##### Dataset extract #####

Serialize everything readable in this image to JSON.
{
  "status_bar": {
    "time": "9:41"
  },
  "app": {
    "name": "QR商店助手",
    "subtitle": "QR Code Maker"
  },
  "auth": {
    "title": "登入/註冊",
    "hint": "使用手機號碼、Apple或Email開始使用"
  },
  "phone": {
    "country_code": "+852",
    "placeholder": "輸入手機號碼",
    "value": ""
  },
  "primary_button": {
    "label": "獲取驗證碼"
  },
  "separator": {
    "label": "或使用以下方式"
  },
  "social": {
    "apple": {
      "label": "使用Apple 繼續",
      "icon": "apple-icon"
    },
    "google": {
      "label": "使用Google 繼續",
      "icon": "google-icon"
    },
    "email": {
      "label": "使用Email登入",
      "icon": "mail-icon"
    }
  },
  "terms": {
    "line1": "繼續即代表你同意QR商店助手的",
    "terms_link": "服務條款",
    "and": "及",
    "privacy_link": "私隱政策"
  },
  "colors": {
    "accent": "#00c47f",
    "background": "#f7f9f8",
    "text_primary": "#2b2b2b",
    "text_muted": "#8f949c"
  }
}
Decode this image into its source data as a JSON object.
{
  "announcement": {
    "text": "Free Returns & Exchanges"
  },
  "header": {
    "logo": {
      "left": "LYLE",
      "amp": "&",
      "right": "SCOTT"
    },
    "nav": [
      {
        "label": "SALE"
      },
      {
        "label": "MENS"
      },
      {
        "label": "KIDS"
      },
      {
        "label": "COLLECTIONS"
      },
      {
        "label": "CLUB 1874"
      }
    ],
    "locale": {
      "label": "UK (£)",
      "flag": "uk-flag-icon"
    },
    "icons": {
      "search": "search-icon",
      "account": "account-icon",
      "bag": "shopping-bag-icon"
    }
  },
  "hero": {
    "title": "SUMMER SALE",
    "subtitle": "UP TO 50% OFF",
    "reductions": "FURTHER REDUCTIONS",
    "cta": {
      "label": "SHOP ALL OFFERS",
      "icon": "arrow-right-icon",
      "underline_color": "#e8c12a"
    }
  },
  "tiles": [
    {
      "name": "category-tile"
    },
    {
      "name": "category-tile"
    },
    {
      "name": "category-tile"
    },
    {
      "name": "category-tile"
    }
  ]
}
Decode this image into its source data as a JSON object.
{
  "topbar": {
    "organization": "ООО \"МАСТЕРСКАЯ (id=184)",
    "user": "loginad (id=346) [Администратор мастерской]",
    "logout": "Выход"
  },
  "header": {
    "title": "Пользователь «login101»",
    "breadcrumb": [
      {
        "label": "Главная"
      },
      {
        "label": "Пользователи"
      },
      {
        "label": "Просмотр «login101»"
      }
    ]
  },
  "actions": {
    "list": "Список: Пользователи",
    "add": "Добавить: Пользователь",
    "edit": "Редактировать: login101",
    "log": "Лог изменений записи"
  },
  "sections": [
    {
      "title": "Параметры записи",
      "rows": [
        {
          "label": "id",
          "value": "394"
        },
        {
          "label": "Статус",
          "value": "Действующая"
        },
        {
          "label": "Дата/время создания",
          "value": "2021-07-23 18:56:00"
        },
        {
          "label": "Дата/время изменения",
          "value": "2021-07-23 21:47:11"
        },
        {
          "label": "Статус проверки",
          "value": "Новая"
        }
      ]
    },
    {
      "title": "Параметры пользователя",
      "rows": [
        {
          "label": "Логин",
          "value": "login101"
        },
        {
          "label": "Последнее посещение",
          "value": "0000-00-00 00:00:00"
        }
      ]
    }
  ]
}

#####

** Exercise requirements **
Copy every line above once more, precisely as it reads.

** Solution to this problem **
Serialize everything readable in this image to JSON.
{
  "status_bar": {
    "time": "9:41"
  },
  "app": {
    "name": "QR商店助手",
    "subtitle": "QR Code Maker"
  },
  "auth": {
    "title": "登入/註冊",
    "hint": "使用手機號碼、Apple或Email開始使用"
  },
  "phone": {
    "country_code": "+852",
    "placeholder": "輸入手機號碼",
    "value": ""
  },
  "primary_button": {
    "label": "獲取驗證碼"
  },
  "separator": {
    "label": "或使用以下方式"
  },
  "social": {
    "apple": {
      "label": "使用Apple 繼續",
      "icon": "apple-icon"
    },
    "google": {
      "label": "使用Google 繼續",
      "icon": "google-icon"
    },
    "email": {
      "label": "使用Email登入",
      "icon": "mail-icon"
    }
  },
  "terms": {
    "line1": "繼續即代表你同意QR商店助手的",
    "terms_link": "服務條款",
    "and": "及",
    "privacy_link": "私隱政策"
  },
  "colors": {
    "accent": "#00c47f",
    "background": "#f7f9f8",
    "text_primary": "#2b2b2b",
    "text_muted": "#8f949c"
  }
}
Decode this image into its source data as a JSON object.
{
  "announcement": {
    "text": "Free Returns & Exchanges"
  },
  "header": {
    "logo": {
      "left": "LYLE",
      "amp": "&",
      "right": "SCOTT"
    },
    "nav": [
      {
        "label": "SALE"
      },
      {
        "label": "MENS"
      },
      {
        "label": "KIDS"
      },
      {
        "label": "COLLECTIONS"
      },
      {
        "label": "CLUB 1874"
      }
    ],
    "locale": {
      "label": "UK (£)",
      "flag": "uk-flag-icon"
    },
    "icons": {
      "search": "search-icon",
      "account": "account-icon",
      "bag": "shopping-bag-icon"
    }
  },
  "hero": {
    "title": "SUMMER SALE",
    "subtitle": "UP TO 50% OFF",
    "reductions": "FURTHER REDUCTIONS",
    "cta": {
      "label": "SHOP ALL OFFERS",
      "icon": "arrow-right-icon",
      "underline_color": "#e8c12a"
    }
  },
  "tiles": [
    {
      "name": "category-tile"
    },
    {
      "name": "category-tile"
    },
    {
      "name": "category-tile"
    },
    {
      "name": "category-tile"
    }
  ]
}
Decode this image into its source data as a JSON object.
{
  "topbar": {
    "organization": "ООО \"МАСТЕРСКАЯ (id=184)",
    "user": "loginad (id=346) [Администратор мастерской]",
    "logout": "Выход"
  },
  "header": {
    "title": "Пользователь «login101»",
    "breadcrumb": [
      {
        "label": "Главная"
      },
      {
        "label": "Пользователи"
      },
      {
        "label": "Просмотр «login101»"
      }
    ]
  },
  "actions": {
    "list": "Список: Пользователи",
    "add": "Добавить: Пользователь",
    "edit": "Редактировать: login101",
    "log": "Лог изменений записи"
  },
  "sections": [
    {
      "title": "Параметры записи",
      "rows": [
        {
          "label": "id",
          "value": "394"
        },
        {
          "label": "Статус",
          "value": "Действующая"
        },
        {
          "label": "Дата/время создания",
          "value": "2021-07-23 18:56:00"
        },
        {
          "label": "Дата/время изменения",
          "value": "2021-07-23 21:47:11"
        },
        {
          "label": "Статус проверки",
          "value": "Новая"
        }
      ]
    },
    {
      "title": "Параметры пользователя",
      "rows": [
        {
          "label": "Логин",
          "value": "login101"
        },
        {
          "label": "Последнее посещение",
          "value": "0000-00-00 00:00:00"
        }
      ]
    }
  ]
}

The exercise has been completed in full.